Thank you everyone, these are wonderful gardens in which to hold an event!
The Pomegranate trees in the Peace Garden at Charlton House have come into fruit very early this year, on April 1st.. and lots of other Spring flowers are opening up, the Walled Gardens are definitely worth a visit. Open Mon-Fri 10-4.
Here is Pat’s Spring garden, the squirrels have left her some tulips then!
This is a selection of colourful plants from Elizabeth’s garden:
Here is Jillian’s garden in the Spring sunshine. She has some new compost bins to die for! The unusual shrub (bottom left) is a bitter orange or Ponceris trifoliata, it has vicious thorns but beautiful flowers.
Hugh has sent in the picture below – he says: This is a “Meyer Lemon” and it is probably 30 years old now. There are 18 lemons on the tree this year which is enough for 36 gin and tonics! The fruit are delicious and the blossom in spring is really very fragrant.
Meyers lemons are not frost hardy so I bring it indoors every winter but this year it has become a bit confused and seems to have ripened over Christmas. As we do not have a conservatory in our new house it has spent the winter in our bike store cupboard. This is not heated but seems to obtain some warmth from the house and it only has obscured glass in the doors.
Sometimes the fruit take over a year before they are ready and often the tree is in flower again before I have picked all the fruit from the previous season.
Every year is different and it has looked like dying a couple of times but this year has truly been a record year. I can well recommend it!
Photos of our 70th Anniversary and 1st Online SPRING SHOW 2020 winners
Our President, Sir Nicolas Bevan says, “I am greatly impressed by the quality of entries to our virtual Spring Show and I congratulate all those who sent in their photographs. At this time of anxiety and sadness our gardens can be a source of consolation and diversion and provide an outlet for our energies. I encourage all our members to carry on gardening and I look forward to the time when we can meet together again.”
The winner of Best in Show photograph is 10A, sent in by Faith. Congratulations! Here it is:
Close runners up were 9F, the tea cup display by Ann H, followed by 4D the stripy camellia by Peter S, and 2D, the white tulips by Anastasia.
We have submitted Faith’s lovely photo to the Horti-Aid Gardening competition being run by the Perennial charity, to be judged by Alan Titchmarsh, Jim Buttress & others.
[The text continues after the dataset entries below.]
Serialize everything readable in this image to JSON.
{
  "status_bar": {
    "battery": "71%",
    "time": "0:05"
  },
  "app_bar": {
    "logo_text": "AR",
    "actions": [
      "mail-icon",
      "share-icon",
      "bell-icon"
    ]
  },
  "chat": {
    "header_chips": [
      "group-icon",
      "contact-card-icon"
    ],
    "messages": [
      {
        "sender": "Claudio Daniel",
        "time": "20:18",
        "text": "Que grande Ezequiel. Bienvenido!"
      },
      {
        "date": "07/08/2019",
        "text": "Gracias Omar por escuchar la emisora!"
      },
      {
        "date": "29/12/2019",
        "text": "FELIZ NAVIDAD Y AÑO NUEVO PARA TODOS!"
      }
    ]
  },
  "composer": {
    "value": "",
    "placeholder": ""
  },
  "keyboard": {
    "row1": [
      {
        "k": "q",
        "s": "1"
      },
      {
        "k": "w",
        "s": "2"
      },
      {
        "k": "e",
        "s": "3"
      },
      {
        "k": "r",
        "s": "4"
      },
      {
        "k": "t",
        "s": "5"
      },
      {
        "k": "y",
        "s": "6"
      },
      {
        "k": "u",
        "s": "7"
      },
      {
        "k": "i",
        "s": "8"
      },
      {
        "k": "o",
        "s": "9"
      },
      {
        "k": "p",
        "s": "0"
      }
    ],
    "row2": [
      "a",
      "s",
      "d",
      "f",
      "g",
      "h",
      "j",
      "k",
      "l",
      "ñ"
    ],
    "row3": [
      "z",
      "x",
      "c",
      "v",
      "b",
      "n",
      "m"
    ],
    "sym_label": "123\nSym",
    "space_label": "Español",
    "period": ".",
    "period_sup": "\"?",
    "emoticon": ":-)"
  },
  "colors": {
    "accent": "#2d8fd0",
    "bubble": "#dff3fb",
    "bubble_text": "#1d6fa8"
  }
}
CABAHS has traditionally helped to support Greenwich & Bexley Community Hospice over many years. Usually, we donate two months of our Plant Sales Table proceeds to the Hospice but this year we invited donations through this page, in celebration of successfully holding our first online Spring Show.
The National Garden Scheme has some good tutorials from their Open Garden owners. If you are going to risk planting out sweet peas due to the recent good weather, have a look at this one for some tips.